What to do: Every entry that follows should be output exactly, and every image in it left out.
*** Given records ***
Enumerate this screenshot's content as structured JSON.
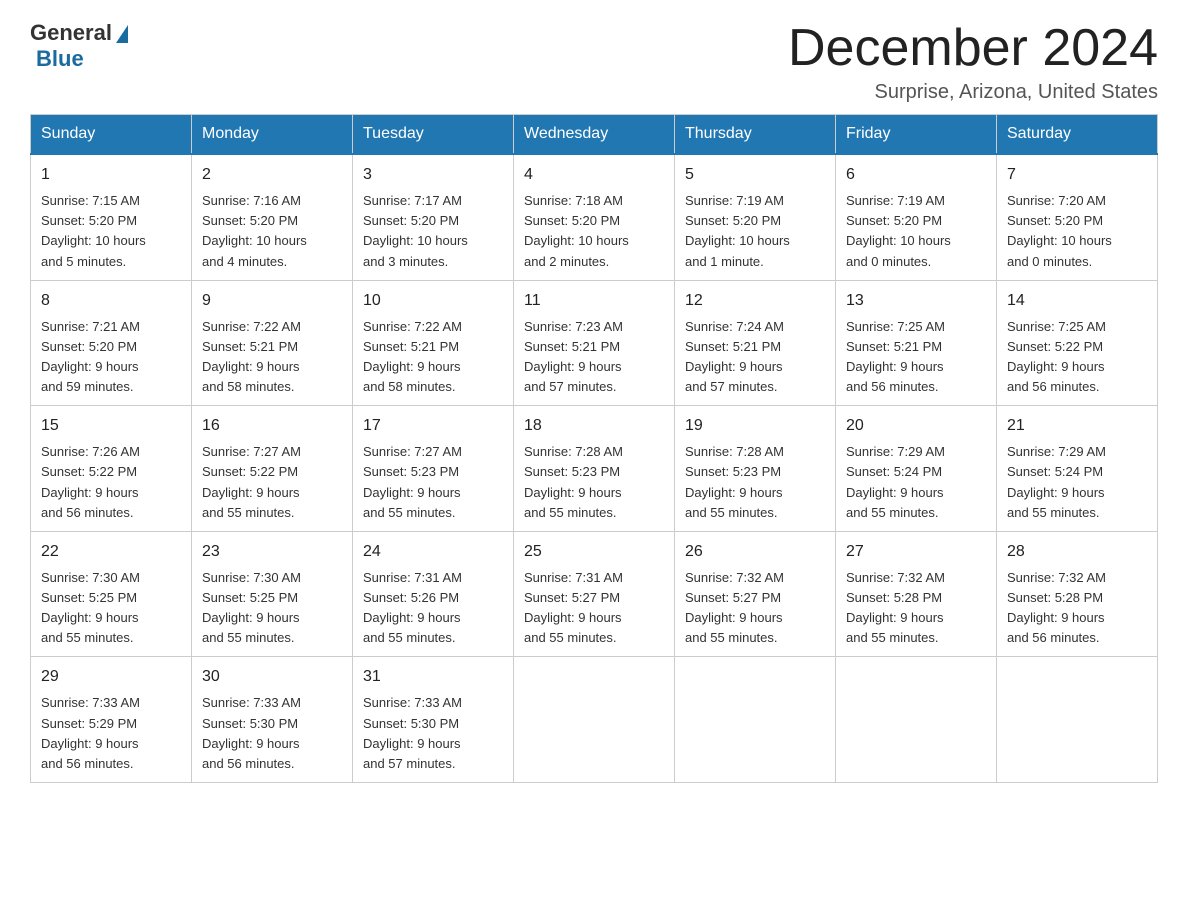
{
  "header": {
    "logo_general": "General",
    "logo_blue": "Blue",
    "month_title": "December 2024",
    "location": "Surprise, Arizona, United States"
  },
  "days_of_week": [
    "Sunday",
    "Monday",
    "Tuesday",
    "Wednesday",
    "Thursday",
    "Friday",
    "Saturday"
  ],
  "weeks": [
    [
      {
        "day": "1",
        "info": "Sunrise: 7:15 AM\nSunset: 5:20 PM\nDaylight: 10 hours\nand 5 minutes."
      },
      {
        "day": "2",
        "info": "Sunrise: 7:16 AM\nSunset: 5:20 PM\nDaylight: 10 hours\nand 4 minutes."
      },
      {
        "day": "3",
        "info": "Sunrise: 7:17 AM\nSunset: 5:20 PM\nDaylight: 10 hours\nand 3 minutes."
      },
      {
        "day": "4",
        "info": "Sunrise: 7:18 AM\nSunset: 5:20 PM\nDaylight: 10 hours\nand 2 minutes."
      },
      {
        "day": "5",
        "info": "Sunrise: 7:19 AM\nSunset: 5:20 PM\nDaylight: 10 hours\nand 1 minute."
      },
      {
        "day": "6",
        "info": "Sunrise: 7:19 AM\nSunset: 5:20 PM\nDaylight: 10 hours\nand 0 minutes."
      },
      {
        "day": "7",
        "info": "Sunrise: 7:20 AM\nSunset: 5:20 PM\nDaylight: 10 hours\nand 0 minutes."
      }
    ],
    [
      {
        "day": "8",
        "info": "Sunrise: 7:21 AM\nSunset: 5:20 PM\nDaylight: 9 hours\nand 59 minutes."
      },
      {
        "day": "9",
        "info": "Sunrise: 7:22 AM\nSunset: 5:21 PM\nDaylight: 9 hours\nand 58 minutes."
      },
      {
        "day": "10",
        "info": "Sunrise: 7:22 AM\nSunset: 5:21 PM\nDaylight: 9 hours\nand 58 minutes."
      },
      {
        "day": "11",
        "info": "Sunrise: 7:23 AM\nSunset: 5:21 PM\nDaylight: 9 hours\nand 57 minutes."
      },
      {
        "day": "12",
        "info": "Sunrise: 7:24 AM\nSunset: 5:21 PM\nDaylight: 9 hours\nand 57 minutes."
      },
      {
        "day": "13",
        "info": "Sunrise: 7:25 AM\nSunset: 5:21 PM\nDaylight: 9 hours\nand 56 minutes."
      },
      {
        "day": "14",
        "info": "Sunrise: 7:25 AM\nSunset: 5:22 PM\nDaylight: 9 hours\nand 56 minutes."
      }
    ],
    [
      {
        "day": "15",
        "info": "Sunrise: 7:26 AM\nSunset: 5:22 PM\nDaylight: 9 hours\nand 56 minutes."
      },
      {
        "day": "16",
        "info": "Sunrise: 7:27 AM\nSunset: 5:22 PM\nDaylight: 9 hours\nand 55 minutes."
      },
      {
        "day": "17",
        "info": "Sunrise: 7:27 AM\nSunset: 5:23 PM\nDaylight: 9 hours\nand 55 minutes."
      },
      {
        "day": "18",
        "info": "Sunrise: 7:28 AM\nSunset: 5:23 PM\nDaylight: 9 hours\nand 55 minutes."
      },
      {
        "day": "19",
        "info": "Sunrise: 7:28 AM\nSunset: 5:23 PM\nDaylight: 9 hours\nand 55 minutes."
      },
      {
        "day": "20",
        "info": "Sunrise: 7:29 AM\nSunset: 5:24 PM\nDaylight: 9 hours\nand 55 minutes."
      },
      {
        "day": "21",
        "info": "Sunrise: 7:29 AM\nSunset: 5:24 PM\nDaylight: 9 hours\nand 55 minutes."
      }
    ],
    [
      {
        "day": "22",
        "info": "Sunrise: 7:30 AM\nSunset: 5:25 PM\nDaylight: 9 hours\nand 55 minutes."
      },
      {
        "day": "23",
        "info": "Sunrise: 7:30 AM\nSunset: 5:25 PM\nDaylight: 9 hours\nand 55 minutes."
      },
      {
        "day": "24",
        "info": "Sunrise: 7:31 AM\nSunset: 5:26 PM\nDaylight: 9 hours\nand 55 minutes."
      },
      {
        "day": "25",
        "info": "Sunrise: 7:31 AM\nSunset: 5:27 PM\nDaylight: 9 hours\nand 55 minutes."
      },
      {
        "day": "26",
        "info": "Sunrise: 7:32 AM\nSunset: 5:27 PM\nDaylight: 9 hours\nand 55 minutes."
      },
      {
        "day": "27",
        "info": "Sunrise: 7:32 AM\nSunset: 5:28 PM\nDaylight: 9 hours\nand 55 minutes."
      },
      {
        "day": "28",
        "info": "Sunrise: 7:32 AM\nSunset: 5:28 PM\nDaylight: 9 hours\nand 56 minutes."
      }
    ],
    [
      {
        "day": "29",
        "info": "Sunrise: 7:33 AM\nSunset: 5:29 PM\nDaylight: 9 hours\nand 56 minutes."
      },
      {
        "day": "30",
        "info": "Sunrise: 7:33 AM\nSunset: 5:30 PM\nDaylight: 9 hours\nand 56 minutes."
      },
      {
        "day": "31",
        "info": "Sunrise: 7:33 AM\nSunset: 5:30 PM\nDaylight: 9 hours\nand 57 minutes."
      },
      {
        "day": "",
        "info": ""
      },
      {
        "day": "",
        "info": ""
      },
      {
        "day": "",
        "info": ""
      },
      {
        "day": "",
        "info": ""
      }
    ]
  ]
}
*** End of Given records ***
Answer below:
Enumerate this screenshot's content as structured JSON.
{
  "header": {
    "logo_general": "General",
    "logo_blue": "Blue",
    "month_title": "December 2024",
    "location": "Surprise, Arizona, United States"
  },
  "days_of_week": [
    "Sunday",
    "Monday",
    "Tuesday",
    "Wednesday",
    "Thursday",
    "Friday",
    "Saturday"
  ],
  "weeks": [
    [
      {
        "day": "1",
        "info": "Sunrise: 7:15 AM\nSunset: 5:20 PM\nDaylight: 10 hours\nand 5 minutes."
      },
      {
        "day": "2",
        "info": "Sunrise: 7:16 AM\nSunset: 5:20 PM\nDaylight: 10 hours\nand 4 minutes."
      },
      {
        "day": "3",
        "info": "Sunrise: 7:17 AM\nSunset: 5:20 PM\nDaylight: 10 hours\nand 3 minutes."
      },
      {
        "day": "4",
        "info": "Sunrise: 7:18 AM\nSunset: 5:20 PM\nDaylight: 10 hours\nand 2 minutes."
      },
      {
        "day": "5",
        "info": "Sunrise: 7:19 AM\nSunset: 5:20 PM\nDaylight: 10 hours\nand 1 minute."
      },
      {
        "day": "6",
        "info": "Sunrise: 7:19 AM\nSunset: 5:20 PM\nDaylight: 10 hours\nand 0 minutes."
      },
      {
        "day": "7",
        "info": "Sunrise: 7:20 AM\nSunset: 5:20 PM\nDaylight: 10 hours\nand 0 minutes."
      }
    ],
    [
      {
        "day": "8",
        "info": "Sunrise: 7:21 AM\nSunset: 5:20 PM\nDaylight: 9 hours\nand 59 minutes."
      },
      {
        "day": "9",
        "info": "Sunrise: 7:22 AM\nSunset: 5:21 PM\nDaylight: 9 hours\nand 58 minutes."
      },
      {
        "day": "10",
        "info": "Sunrise: 7:22 AM\nSunset: 5:21 PM\nDaylight: 9 hours\nand 58 minutes."
      },
      {
        "day": "11",
        "info": "Sunrise: 7:23 AM\nSunset: 5:21 PM\nDaylight: 9 hours\nand 57 minutes."
      },
      {
        "day": "12",
        "info": "Sunrise: 7:24 AM\nSunset: 5:21 PM\nDaylight: 9 hours\nand 57 minutes."
      },
      {
        "day": "13",
        "info": "Sunrise: 7:25 AM\nSunset: 5:21 PM\nDaylight: 9 hours\nand 56 minutes."
      },
      {
        "day": "14",
        "info": "Sunrise: 7:25 AM\nSunset: 5:22 PM\nDaylight: 9 hours\nand 56 minutes."
      }
    ],
    [
      {
        "day": "15",
        "info": "Sunrise: 7:26 AM\nSunset: 5:22 PM\nDaylight: 9 hours\nand 56 minutes."
      },
      {
        "day": "16",
        "info": "Sunrise: 7:27 AM\nSunset: 5:22 PM\nDaylight: 9 hours\nand 55 minutes."
      },
      {
        "day": "17",
        "info": "Sunrise: 7:27 AM\nSunset: 5:23 PM\nDaylight: 9 hours\nand 55 minutes."
      },
      {
        "day": "18",
        "info": "Sunrise: 7:28 AM\nSunset: 5:23 PM\nDaylight: 9 hours\nand 55 minutes."
      },
      {
        "day": "19",
        "info": "Sunrise: 7:28 AM\nSunset: 5:23 PM\nDaylight: 9 hours\nand 55 minutes."
      },
      {
        "day": "20",
        "info": "Sunrise: 7:29 AM\nSunset: 5:24 PM\nDaylight: 9 hours\nand 55 minutes."
      },
      {
        "day": "21",
        "info": "Sunrise: 7:29 AM\nSunset: 5:24 PM\nDaylight: 9 hours\nand 55 minutes."
      }
    ],
    [
      {
        "day": "22",
        "info": "Sunrise: 7:30 AM\nSunset: 5:25 PM\nDaylight: 9 hours\nand 55 minutes."
      },
      {
        "day": "23",
        "info": "Sunrise: 7:30 AM\nSunset: 5:25 PM\nDaylight: 9 hours\nand 55 minutes."
      },
      {
        "day": "24",
        "info": "Sunrise: 7:31 AM\nSunset: 5:26 PM\nDaylight: 9 hours\nand 55 minutes."
      },
      {
        "day": "25",
        "info": "Sunrise: 7:31 AM\nSunset: 5:27 PM\nDaylight: 9 hours\nand 55 minutes."
      },
      {
        "day": "26",
        "info": "Sunrise: 7:32 AM\nSunset: 5:27 PM\nDaylight: 9 hours\nand 55 minutes."
      },
      {
        "day": "27",
        "info": "Sunrise: 7:32 AM\nSunset: 5:28 PM\nDaylight: 9 hours\nand 55 minutes."
      },
      {
        "day": "28",
        "info": "Sunrise: 7:32 AM\nSunset: 5:28 PM\nDaylight: 9 hours\nand 56 minutes."
      }
    ],
    [
      {
        "day": "29",
        "info": "Sunrise: 7:33 AM\nSunset: 5:29 PM\nDaylight: 9 hours\nand 56 minutes."
      },
      {
        "day": "30",
        "info": "Sunrise: 7:33 AM\nSunset: 5:30 PM\nDaylight: 9 hours\nand 56 minutes."
      },
      {
        "day": "31",
        "info": "Sunrise: 7:33 AM\nSunset: 5:30 PM\nDaylight: 9 hours\nand 57 minutes."
      },
      {
        "day": "",
        "info": ""
      },
      {
        "day": "",
        "info": ""
      },
      {
        "day": "",
        "info": ""
      },
      {
        "day": "",
        "info": ""
      }
    ]
  ]
}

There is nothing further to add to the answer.